## [Problem requirements]
Scan the material below and count each line with the string "change". Reply with the count alone.

## [Material provided]

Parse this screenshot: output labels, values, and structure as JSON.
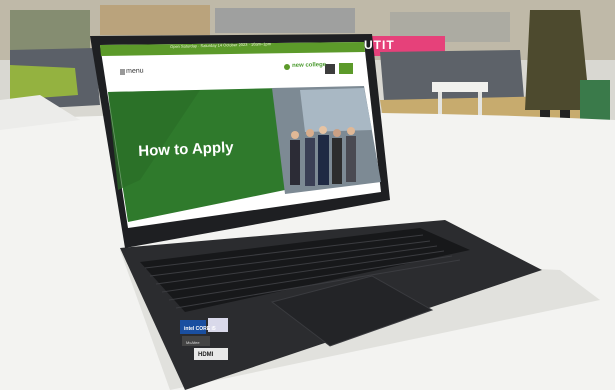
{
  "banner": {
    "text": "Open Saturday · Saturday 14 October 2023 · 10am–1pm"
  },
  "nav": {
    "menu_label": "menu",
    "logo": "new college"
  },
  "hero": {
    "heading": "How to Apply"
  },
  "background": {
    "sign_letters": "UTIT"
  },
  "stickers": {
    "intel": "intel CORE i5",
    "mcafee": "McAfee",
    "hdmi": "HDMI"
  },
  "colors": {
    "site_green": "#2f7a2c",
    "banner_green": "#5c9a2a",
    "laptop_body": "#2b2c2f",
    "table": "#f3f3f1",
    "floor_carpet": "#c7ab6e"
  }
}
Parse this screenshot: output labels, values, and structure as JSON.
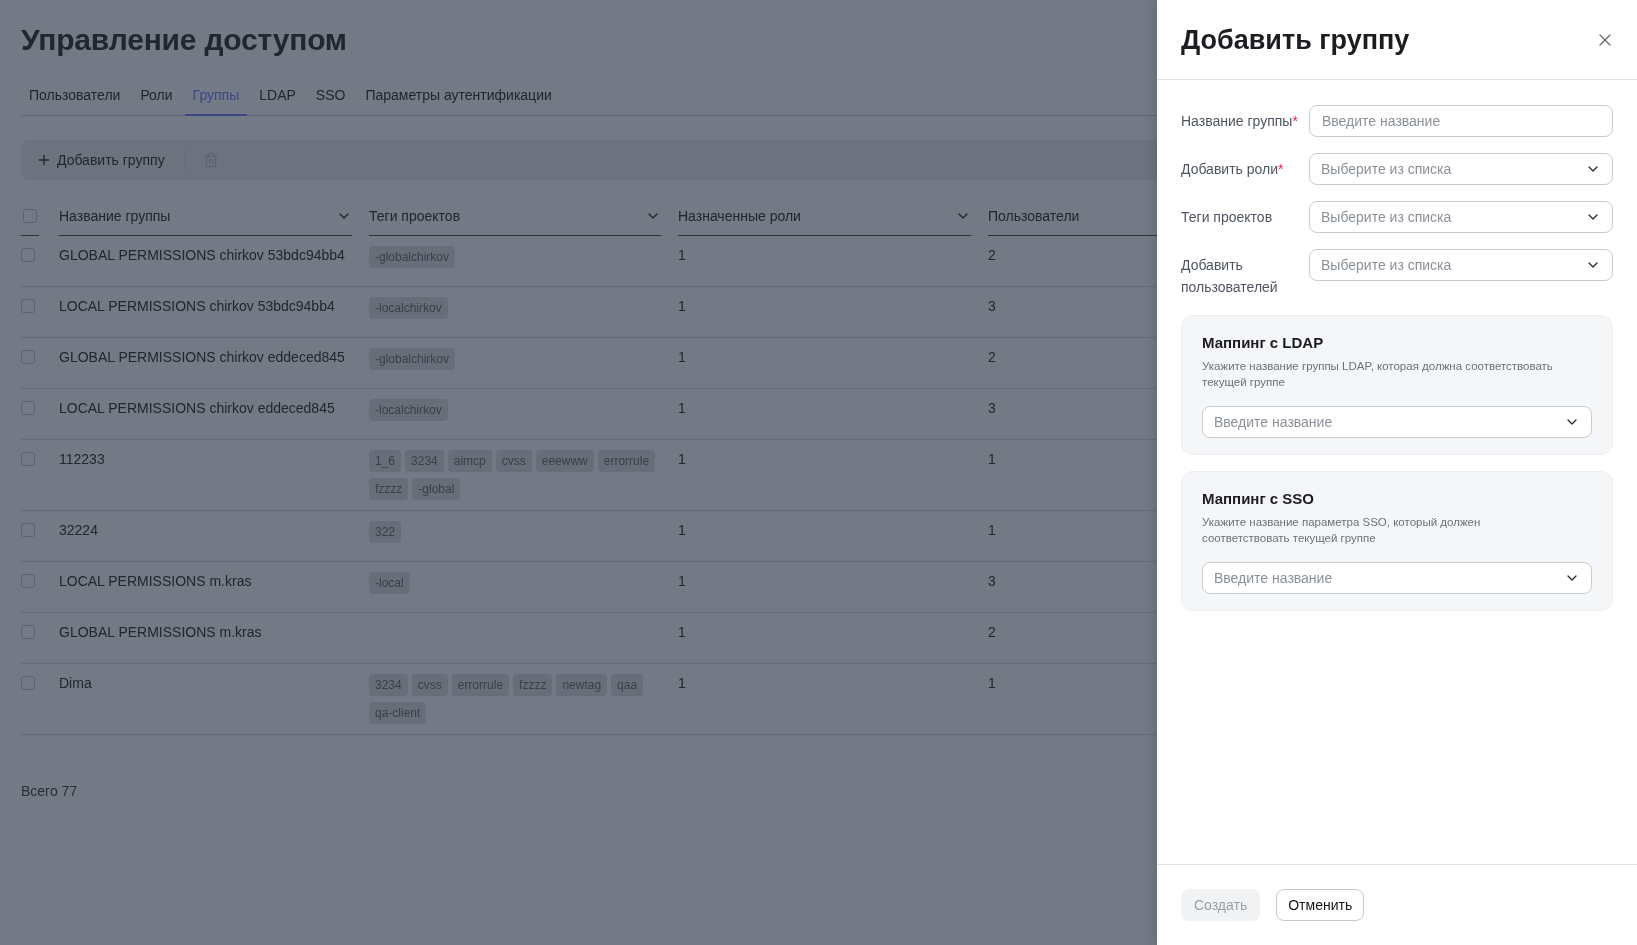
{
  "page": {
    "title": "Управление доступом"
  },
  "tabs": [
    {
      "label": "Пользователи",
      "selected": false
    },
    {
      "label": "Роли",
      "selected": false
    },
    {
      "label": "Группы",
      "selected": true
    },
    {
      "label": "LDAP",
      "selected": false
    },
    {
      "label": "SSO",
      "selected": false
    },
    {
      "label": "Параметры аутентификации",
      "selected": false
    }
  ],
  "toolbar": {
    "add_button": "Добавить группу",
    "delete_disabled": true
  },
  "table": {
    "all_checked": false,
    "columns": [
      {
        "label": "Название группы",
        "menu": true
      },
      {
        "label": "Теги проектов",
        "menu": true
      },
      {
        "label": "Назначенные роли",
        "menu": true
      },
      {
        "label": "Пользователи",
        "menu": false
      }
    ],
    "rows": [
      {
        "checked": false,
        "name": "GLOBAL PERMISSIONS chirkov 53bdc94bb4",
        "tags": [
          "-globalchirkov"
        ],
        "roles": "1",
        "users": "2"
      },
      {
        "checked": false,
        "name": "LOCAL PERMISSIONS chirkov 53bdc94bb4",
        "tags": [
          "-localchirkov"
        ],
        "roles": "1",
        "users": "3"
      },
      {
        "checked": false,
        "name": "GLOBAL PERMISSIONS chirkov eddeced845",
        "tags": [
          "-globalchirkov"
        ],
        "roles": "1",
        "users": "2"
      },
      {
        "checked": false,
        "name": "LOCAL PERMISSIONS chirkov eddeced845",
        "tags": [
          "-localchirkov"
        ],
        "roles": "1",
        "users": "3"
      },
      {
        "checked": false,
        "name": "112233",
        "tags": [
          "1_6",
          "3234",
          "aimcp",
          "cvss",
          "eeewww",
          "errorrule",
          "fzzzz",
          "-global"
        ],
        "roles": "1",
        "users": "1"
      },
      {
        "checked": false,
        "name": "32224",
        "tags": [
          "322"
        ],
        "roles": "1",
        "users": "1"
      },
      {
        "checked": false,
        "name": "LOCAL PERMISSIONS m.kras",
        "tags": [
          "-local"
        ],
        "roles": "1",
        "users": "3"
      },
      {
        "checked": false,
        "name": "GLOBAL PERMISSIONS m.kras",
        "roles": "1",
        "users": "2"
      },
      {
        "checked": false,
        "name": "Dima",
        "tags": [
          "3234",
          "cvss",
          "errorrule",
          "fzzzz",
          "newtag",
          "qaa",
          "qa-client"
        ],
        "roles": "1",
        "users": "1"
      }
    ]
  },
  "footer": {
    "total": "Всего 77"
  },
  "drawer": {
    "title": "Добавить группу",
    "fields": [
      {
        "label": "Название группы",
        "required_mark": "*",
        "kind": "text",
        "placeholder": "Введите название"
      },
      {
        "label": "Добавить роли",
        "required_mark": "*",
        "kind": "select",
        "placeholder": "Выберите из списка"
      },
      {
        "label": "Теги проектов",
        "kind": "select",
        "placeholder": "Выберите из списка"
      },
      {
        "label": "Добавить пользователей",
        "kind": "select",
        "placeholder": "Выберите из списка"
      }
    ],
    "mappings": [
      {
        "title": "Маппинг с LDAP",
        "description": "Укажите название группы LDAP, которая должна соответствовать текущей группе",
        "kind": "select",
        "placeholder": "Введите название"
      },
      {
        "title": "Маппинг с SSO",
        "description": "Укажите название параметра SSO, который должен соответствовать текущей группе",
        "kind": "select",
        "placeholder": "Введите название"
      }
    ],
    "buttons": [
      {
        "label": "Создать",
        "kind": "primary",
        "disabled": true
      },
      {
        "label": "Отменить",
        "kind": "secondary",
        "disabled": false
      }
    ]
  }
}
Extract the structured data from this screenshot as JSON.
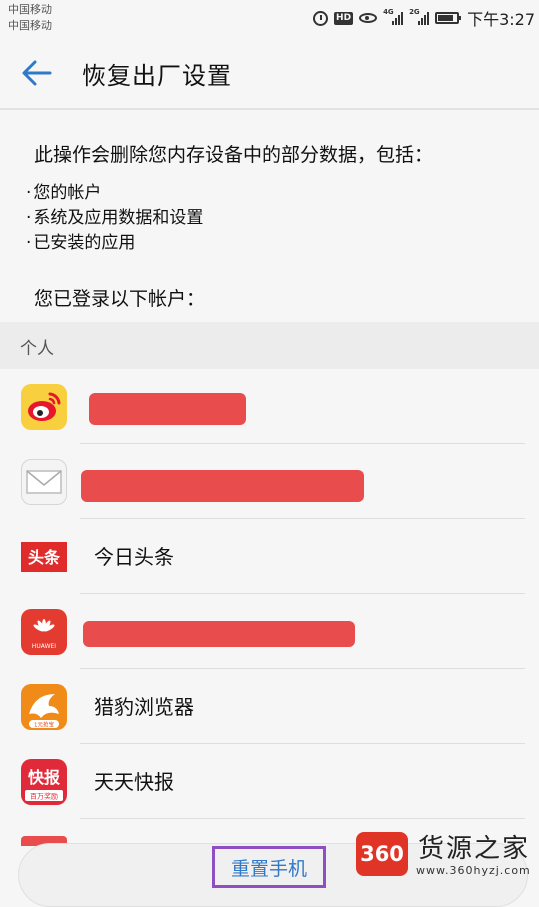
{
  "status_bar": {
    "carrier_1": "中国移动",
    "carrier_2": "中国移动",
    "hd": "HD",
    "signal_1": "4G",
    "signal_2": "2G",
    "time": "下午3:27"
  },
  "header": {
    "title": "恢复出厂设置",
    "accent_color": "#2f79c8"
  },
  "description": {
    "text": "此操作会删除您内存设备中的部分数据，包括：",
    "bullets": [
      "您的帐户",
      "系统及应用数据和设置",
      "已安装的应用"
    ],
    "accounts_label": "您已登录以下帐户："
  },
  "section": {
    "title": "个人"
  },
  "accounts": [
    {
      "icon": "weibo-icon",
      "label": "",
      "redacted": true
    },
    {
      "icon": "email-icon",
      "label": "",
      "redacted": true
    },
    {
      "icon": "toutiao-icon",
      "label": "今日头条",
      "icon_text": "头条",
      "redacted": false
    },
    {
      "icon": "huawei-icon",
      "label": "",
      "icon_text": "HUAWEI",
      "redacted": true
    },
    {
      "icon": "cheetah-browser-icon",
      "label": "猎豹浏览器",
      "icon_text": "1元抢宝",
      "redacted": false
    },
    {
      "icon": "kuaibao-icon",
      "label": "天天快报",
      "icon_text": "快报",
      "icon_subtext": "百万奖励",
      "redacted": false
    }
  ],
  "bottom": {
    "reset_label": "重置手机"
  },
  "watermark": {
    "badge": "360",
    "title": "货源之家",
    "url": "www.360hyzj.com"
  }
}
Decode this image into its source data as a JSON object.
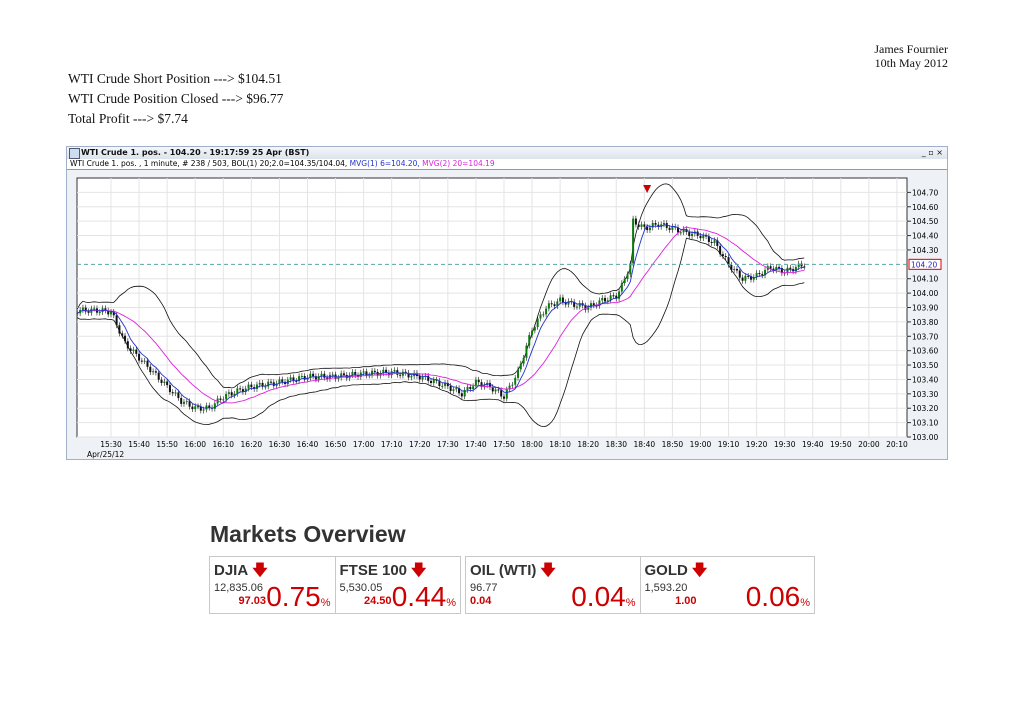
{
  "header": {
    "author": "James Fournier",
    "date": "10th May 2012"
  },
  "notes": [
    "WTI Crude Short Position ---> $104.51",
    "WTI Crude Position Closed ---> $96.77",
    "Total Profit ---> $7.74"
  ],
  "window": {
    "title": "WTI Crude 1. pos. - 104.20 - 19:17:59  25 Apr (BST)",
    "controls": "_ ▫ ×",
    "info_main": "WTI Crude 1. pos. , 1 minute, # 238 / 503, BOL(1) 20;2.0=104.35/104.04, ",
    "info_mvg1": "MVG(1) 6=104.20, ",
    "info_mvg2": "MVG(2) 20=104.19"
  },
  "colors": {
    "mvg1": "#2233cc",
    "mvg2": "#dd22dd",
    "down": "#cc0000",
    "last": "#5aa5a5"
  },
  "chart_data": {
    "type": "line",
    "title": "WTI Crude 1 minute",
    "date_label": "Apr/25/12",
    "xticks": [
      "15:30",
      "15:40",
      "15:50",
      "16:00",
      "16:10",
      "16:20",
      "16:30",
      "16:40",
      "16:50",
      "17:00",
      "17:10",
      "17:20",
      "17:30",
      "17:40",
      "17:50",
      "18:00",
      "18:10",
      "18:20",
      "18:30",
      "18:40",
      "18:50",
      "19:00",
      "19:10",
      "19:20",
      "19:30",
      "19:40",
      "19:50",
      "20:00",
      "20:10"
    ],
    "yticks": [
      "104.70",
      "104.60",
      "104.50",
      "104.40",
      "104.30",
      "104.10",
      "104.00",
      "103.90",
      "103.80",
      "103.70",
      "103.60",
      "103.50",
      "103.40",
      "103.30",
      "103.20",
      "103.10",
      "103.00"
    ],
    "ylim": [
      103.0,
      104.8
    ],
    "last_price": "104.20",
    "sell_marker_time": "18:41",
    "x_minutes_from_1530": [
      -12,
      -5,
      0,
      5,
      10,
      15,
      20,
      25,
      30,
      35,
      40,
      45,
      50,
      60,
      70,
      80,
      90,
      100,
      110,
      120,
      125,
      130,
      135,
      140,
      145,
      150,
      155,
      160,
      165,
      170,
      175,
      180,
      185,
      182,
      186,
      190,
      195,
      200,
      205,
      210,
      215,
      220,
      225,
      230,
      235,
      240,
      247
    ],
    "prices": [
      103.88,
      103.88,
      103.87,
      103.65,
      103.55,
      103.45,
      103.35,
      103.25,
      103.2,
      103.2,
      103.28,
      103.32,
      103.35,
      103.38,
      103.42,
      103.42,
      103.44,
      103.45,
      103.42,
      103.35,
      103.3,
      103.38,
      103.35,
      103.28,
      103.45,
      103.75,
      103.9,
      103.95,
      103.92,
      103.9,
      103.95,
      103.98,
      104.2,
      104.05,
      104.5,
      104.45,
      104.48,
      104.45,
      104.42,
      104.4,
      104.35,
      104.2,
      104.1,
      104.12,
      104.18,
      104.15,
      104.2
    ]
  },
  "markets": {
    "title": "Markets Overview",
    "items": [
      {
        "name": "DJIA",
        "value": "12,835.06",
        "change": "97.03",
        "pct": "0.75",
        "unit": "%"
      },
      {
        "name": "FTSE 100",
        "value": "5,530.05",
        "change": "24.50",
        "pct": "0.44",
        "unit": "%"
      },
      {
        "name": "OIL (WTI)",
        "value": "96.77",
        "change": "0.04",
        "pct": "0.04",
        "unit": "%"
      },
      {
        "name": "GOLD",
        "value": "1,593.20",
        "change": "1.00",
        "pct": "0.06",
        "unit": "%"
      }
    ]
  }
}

## [Answer area]
4